Exercise material
===============

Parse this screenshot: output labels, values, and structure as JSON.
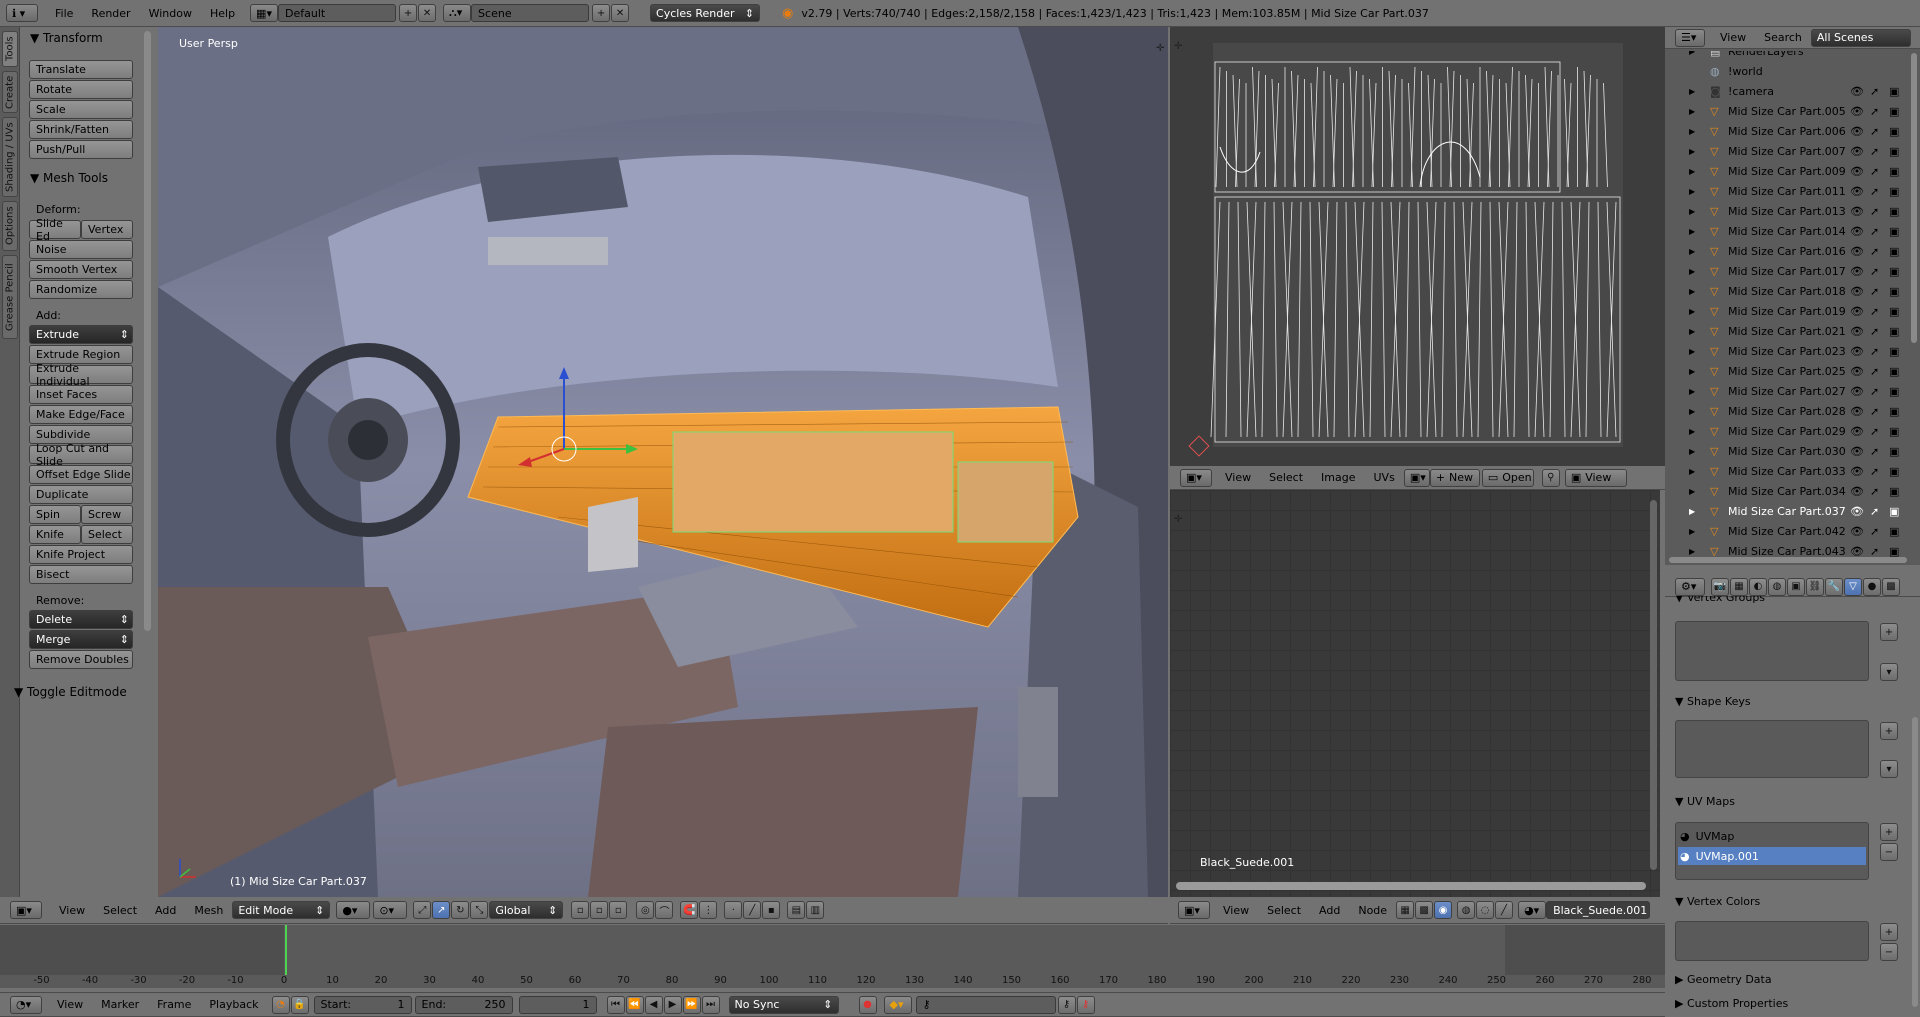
{
  "top": {
    "menus": [
      "File",
      "Render",
      "Window",
      "Help"
    ],
    "screen": "Default",
    "scene": "Scene",
    "engine": "Cycles Render",
    "stats": "v2.79 | Verts:740/740 | Edges:2,158/2,158 | Faces:1,423/1,423 | Tris:1,423 | Mem:103.85M | Mid Size Car Part.037"
  },
  "tabs": [
    "Tools",
    "Create",
    "Shading / UVs",
    "Options",
    "Grease Pencil"
  ],
  "toolshelf": {
    "transform_title": "Transform",
    "transform": [
      "Translate",
      "Rotate",
      "Scale",
      "Shrink/Fatten",
      "Push/Pull"
    ],
    "mesh_title": "Mesh Tools",
    "deform_label": "Deform:",
    "slide_edge": "Slide Ed",
    "vertex": "Vertex",
    "noise": "Noise",
    "smooth": "Smooth Vertex",
    "randomize": "Randomize",
    "add_label": "Add:",
    "extrude": "Extrude",
    "extrude_region": "Extrude Region",
    "extrude_individual": "Extrude Individual",
    "inset": "Inset Faces",
    "make_edge": "Make Edge/Face",
    "subdivide": "Subdivide",
    "loopcut": "Loop Cut and Slide",
    "offset": "Offset Edge Slide",
    "duplicate": "Duplicate",
    "spin": "Spin",
    "screw": "Screw",
    "knife": "Knife",
    "select": "Select",
    "knife_project": "Knife Project",
    "bisect": "Bisect",
    "remove_label": "Remove:",
    "delete": "Delete",
    "merge": "Merge",
    "remove_doubles": "Remove Doubles",
    "toggle": "Toggle Editmode"
  },
  "viewport": {
    "title": "User Persp",
    "object": "(1) Mid Size Car Part.037"
  },
  "view3d_header": {
    "menus": [
      "View",
      "Select",
      "Add",
      "Mesh"
    ],
    "mode": "Edit Mode",
    "orientation": "Global"
  },
  "uv_header": {
    "menus": [
      "View",
      "Select",
      "Image",
      "UVs"
    ],
    "new": "New",
    "open": "Open",
    "view": "View"
  },
  "node_header": {
    "menus": [
      "View",
      "Select",
      "Add",
      "Node"
    ],
    "material": "Black_Suede.001"
  },
  "node_label": "Black_Suede.001",
  "outliner": {
    "menus": [
      "View",
      "Search"
    ],
    "scope": "All Scenes",
    "rows": [
      "RenderLayers",
      "!world",
      "!camera",
      "Mid Size Car Part.005",
      "Mid Size Car Part.006",
      "Mid Size Car Part.007",
      "Mid Size Car Part.009",
      "Mid Size Car Part.011",
      "Mid Size Car Part.013",
      "Mid Size Car Part.014",
      "Mid Size Car Part.016",
      "Mid Size Car Part.017",
      "Mid Size Car Part.018",
      "Mid Size Car Part.019",
      "Mid Size Car Part.021",
      "Mid Size Car Part.023",
      "Mid Size Car Part.025",
      "Mid Size Car Part.027",
      "Mid Size Car Part.028",
      "Mid Size Car Part.029",
      "Mid Size Car Part.030",
      "Mid Size Car Part.033",
      "Mid Size Car Part.034",
      "Mid Size Car Part.037",
      "Mid Size Car Part.042",
      "Mid Size Car Part.043"
    ],
    "active": "Mid Size Car Part.037"
  },
  "props": {
    "vertex_groups": "Vertex Groups",
    "shape_keys": "Shape Keys",
    "uv_maps": "UV Maps",
    "uv1": "UVMap",
    "uv2": "UVMap.001",
    "vertex_colors": "Vertex Colors",
    "geometry": "Geometry Data",
    "custom": "Custom Properties"
  },
  "timeline": {
    "ticks": [
      "-50",
      "-40",
      "-30",
      "-20",
      "-10",
      "0",
      "10",
      "20",
      "30",
      "40",
      "50",
      "60",
      "70",
      "80",
      "90",
      "100",
      "110",
      "120",
      "130",
      "140",
      "150",
      "160",
      "170",
      "180",
      "190",
      "200",
      "210",
      "220",
      "230",
      "240",
      "250",
      "260",
      "270",
      "280"
    ],
    "menus": [
      "View",
      "Marker",
      "Frame",
      "Playback"
    ],
    "start_label": "Start:",
    "start": "1",
    "end_label": "End:",
    "end": "250",
    "current": "1",
    "sync": "No Sync"
  }
}
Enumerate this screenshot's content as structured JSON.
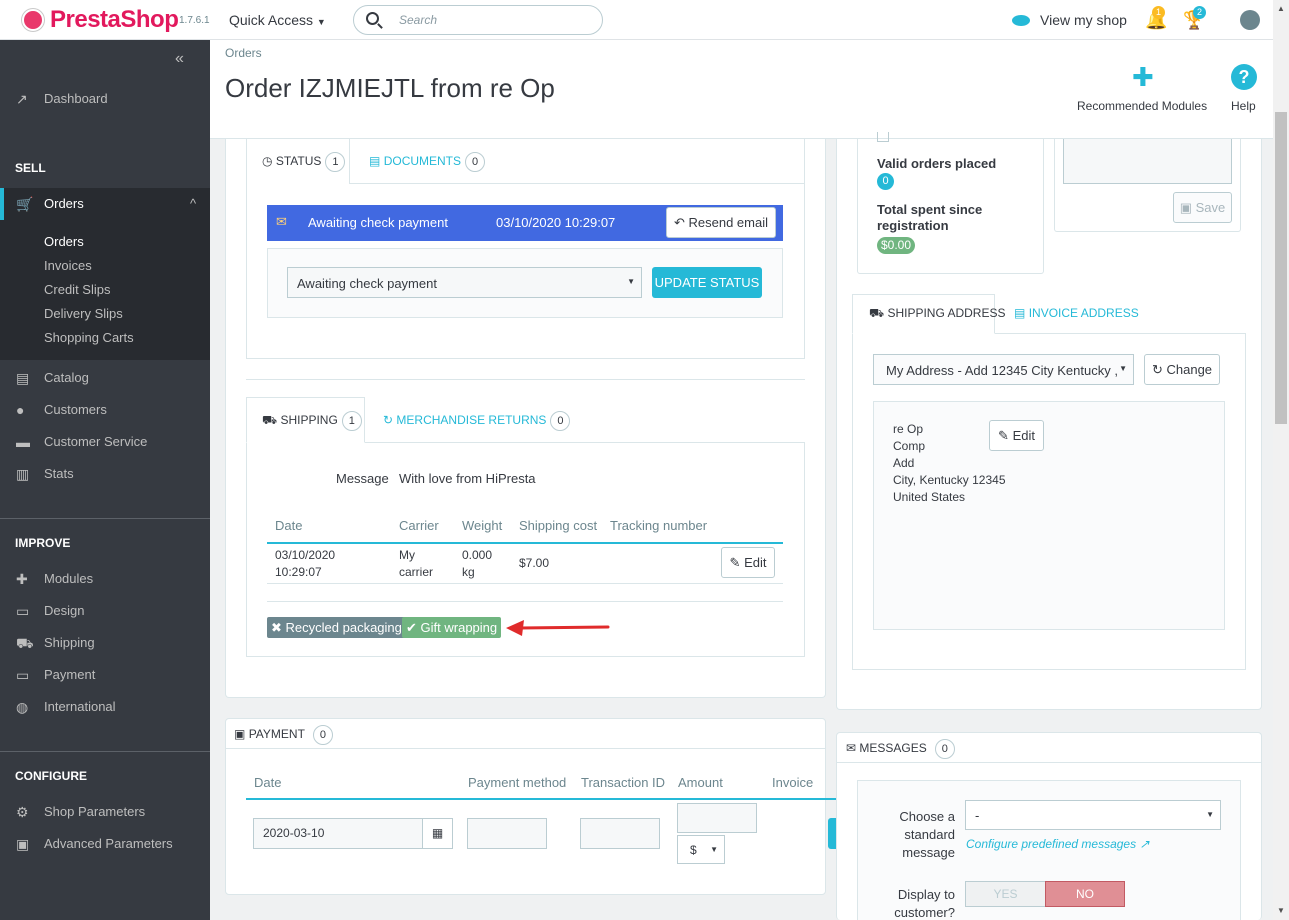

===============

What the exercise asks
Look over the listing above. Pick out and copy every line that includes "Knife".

Answer space
    "knife": "Knife",
    "knife_project": "Knife Project",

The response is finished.